What is it that drives law practitioners to write? For Felix Uhlmann, it was the big, elemental questions that preoccupied him time and again. What are people like, and what are they capable of? He intentionally didn’t set his story in any specific time or place – although associations with the Second World War, the Yugoslav Wars or the genocide in Rwanda are possible. “I feel these are overarching mechanisms, the logic of senseless violence, repression and marginalization,” Uhlmann says in a conversation that took place before the most recent escalation of violence in the Middle East.

His initial interest was in examining the senseless logic of violence. Uhlmann’s narrative radically explores the thinkable, thereby delving into the dark side of humanity. For Oliver Diggelmann, a personal connection to the material is important in fictitious writing. He was keen to capture the mood of the era he witnessed and the political issues of that time. He is fascinated by the uniqueness of any given period and the stories of its people, especially when these stories are disappearing. For his second book, this was the noughties in Hungary, the post-socialist bohemian world with its own rites and aesthetics. In his debut novel Maiwald, he wrote about the protest movements of 1968 and the 1980s, which had a formative influence on his generation. “My current students only have a limited understanding of those times,” says Diggelmann. He feels opportunities to rebel against the authorities are limited these days, with everyone pretending to be your friend. Why did it take courage to protest? What were the risks? What became of the hopes? “Fictional writing keeps the people of a particular era alive,” he adds.
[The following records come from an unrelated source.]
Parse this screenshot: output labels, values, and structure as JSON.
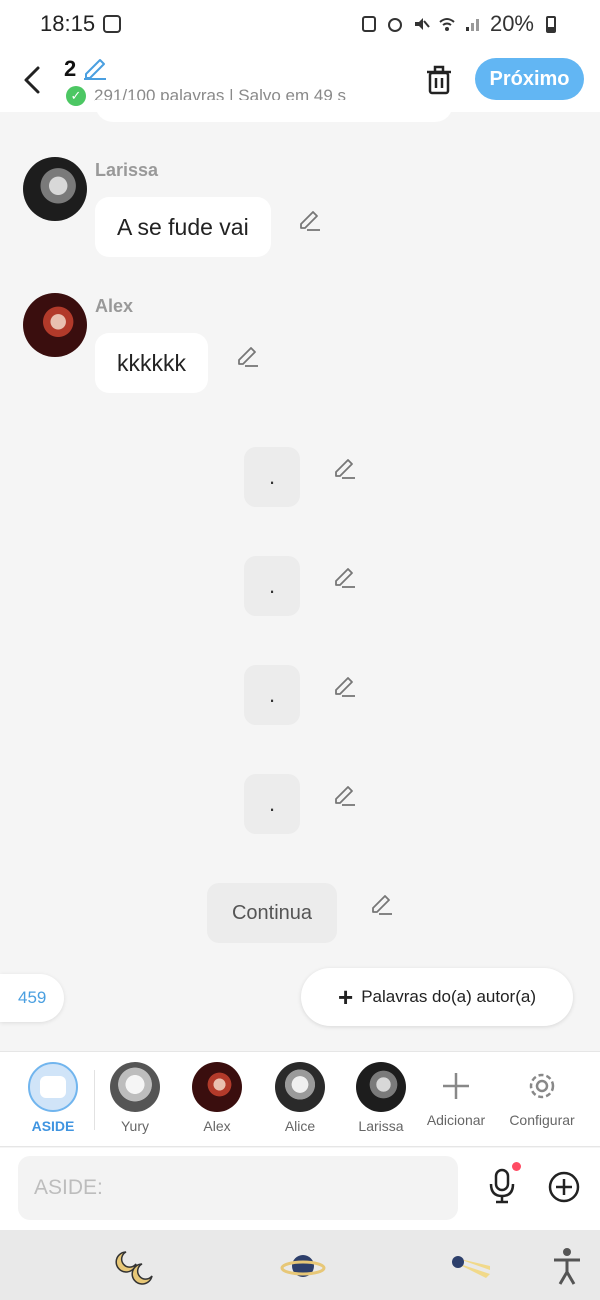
{
  "status_bar": {
    "time": "18:15",
    "battery": "20%"
  },
  "header": {
    "chapter_number": "2",
    "meta": "291/100 palavras | Salvo em 49 s",
    "next_label": "Próximo"
  },
  "messages": [
    {
      "sender": "Larissa",
      "text": "A se fude vai"
    },
    {
      "sender": "Alex",
      "text": "kkkkkk"
    }
  ],
  "narration": [
    ".",
    ".",
    ".",
    ".",
    "Continua"
  ],
  "counter": "459",
  "author_words_label": "Palavras do(a) autor(a)",
  "characters": {
    "aside_label": "ASIDE",
    "items": [
      {
        "label": "Yury"
      },
      {
        "label": "Alex"
      },
      {
        "label": "Alice"
      },
      {
        "label": "Larissa"
      }
    ],
    "add_label": "Adicionar",
    "settings_label": "Configurar"
  },
  "input": {
    "placeholder": "ASIDE:"
  },
  "colors": {
    "accent": "#62b6f3",
    "aside_blue": "#3f94e0",
    "notify_dot": "#ff4b63"
  },
  "icons": [
    "back-icon",
    "edit-pencil-icon",
    "check-icon",
    "trash-icon",
    "plus-icon",
    "gear-icon",
    "mic-icon",
    "add-circle-icon",
    "moon-icon",
    "planet-icon",
    "comet-icon",
    "accessibility-icon"
  ]
}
Hanging in the balance

For both authors, literary work offers an opportunity to process experiences and impressions outside of academia. The nature of academic writing is to encapsulate things succinctly. Events are made comprehensible with the clearest possible concepts. In contrast, literary writing allows the author to broaden the horizons by leaving things hanging in the balance. Both books finish with an open ending. Will the lovers find each other? What will Anatol do with his knowledge, and will his former girlfriend be prosecuted? Will the nameless protagonist make a future for himself at his place of refuge? What about his childhood love who remains behind? The questions are left unanswered, just as they are in real life. And the stories carry on developing in the minds of the readers.

Weiterführende Informationen